Fort Simpson Mayor Sean Whelly said “the streets are getting quiet” as residents have begun evacuating the island.
The four minute siren signalling evacuation sounded at approximately 3 p.m. Sunday afternoon as the water levels hit 15 metres.
Police officers are going door-to-door telling residents it’s time to pack up, and ensuring residents all have the same message – services can’t be guaranteed on the island. “A lot of things are going to be shutting down if they haven’t already,” Whelly said.
For the most part, residents are encouraged to evacuate to the campgrounds up the hill near Rowe’s Construction.
At the site, residents will be provided food, water and port-o-potties for what Whelly calls community supported camping.
“We’re going to try to take care of people who we know may not be fully prepared.”
While the village received 50 tents to give out to residents, Whelly said residents with extra tents are asked to step forward.
For those who are unprepared to camp, Whelly said 25 residents have already been flown to Fort Smith where they are lodging in the town’s arena.
As they brave “another unprecedented event,” Fort Smith Coun. Mike Couvrette told NNSL Media that he and the town extend their welcome to Fort Simpson residents.
The councillors had been notified at a meeting Tuesday that the town was designated as an evacuation point and put out a call for volunteers to host, prepare meals and serve their in-coming guests.
While the town would normally house the evacuated Fort Simpson residents in the Fort Smith recreation centre, Couvrette said cots are instead set-up in the arena in order to adhere to proper social distancing measures and continue to be mindful of COVID-19.
Whelly anticipates more will look to evacuate to Fort Smith, though many are waiting until the eleventh hour since “the water usually sneaks up, and sneaks up and then lets out at the last minute,” Whelly said, “but we saw it going over 15 (meters) and had to make the call.”
The last time Fort Simpson had a full evacuation like this one was 1963. In 1989, Whelly describes getting close but the water “letting go” before evacuation was necessary.
Judging by water patterns in the past, Whelly said the evacuation could be as brief as a few hours, though the town is prepared to evacuate for at least two or three days with as many services as they can provide.
As water levels continue creeping higher, Whelly said some businesses are starting to endure water damage, though it’s hard to say to what extent.
The houses, he said, are still mostly safe from water damage, though the rise in water pressure is causing backups through the sewer system.

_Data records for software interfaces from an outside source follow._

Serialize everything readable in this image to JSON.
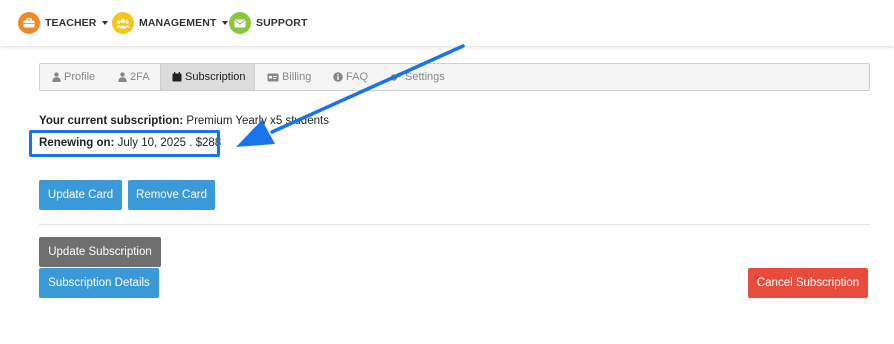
{
  "nav": {
    "items": [
      {
        "label": "TEACHER",
        "icon": "briefcase-icon",
        "color": "#f08a24",
        "has_caret": true
      },
      {
        "label": "MANAGEMENT",
        "icon": "users-icon",
        "color": "#f5c518",
        "has_caret": true
      },
      {
        "label": "SUPPORT",
        "icon": "mail-icon",
        "color": "#8cc63f",
        "has_caret": false
      }
    ]
  },
  "tabs": [
    {
      "label": "Profile",
      "icon": "user-icon",
      "active": false
    },
    {
      "label": "2FA",
      "icon": "user-icon",
      "active": false
    },
    {
      "label": "Subscription",
      "icon": "calendar-icon",
      "active": true
    },
    {
      "label": "Billing",
      "icon": "card-icon",
      "active": false
    },
    {
      "label": "FAQ",
      "icon": "info-icon",
      "active": false
    },
    {
      "label": "Settings",
      "icon": "gears-icon",
      "active": false
    }
  ],
  "subscription": {
    "current_label": "Your current subscription:",
    "current_value": " Premium Yearly x5 students",
    "renewing_label": "Renewing on:",
    "renewing_value": " July 10, 2025 . $288"
  },
  "buttons": {
    "update_card": "Update Card",
    "remove_card": "Remove Card",
    "update_subscription": "Update Subscription",
    "subscription_details": "Subscription Details",
    "cancel_subscription": "Cancel Subscription"
  },
  "colors": {
    "accent_blue": "#3a99d8",
    "danger_red": "#e74c3c",
    "highlight_blue": "#1a73e8"
  }
}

The main concern, however, “is that we just got to get people out of here,” Whelly said.
“It’s not widespread yet but its pretty close to where people are going to start getting hurt on their property.”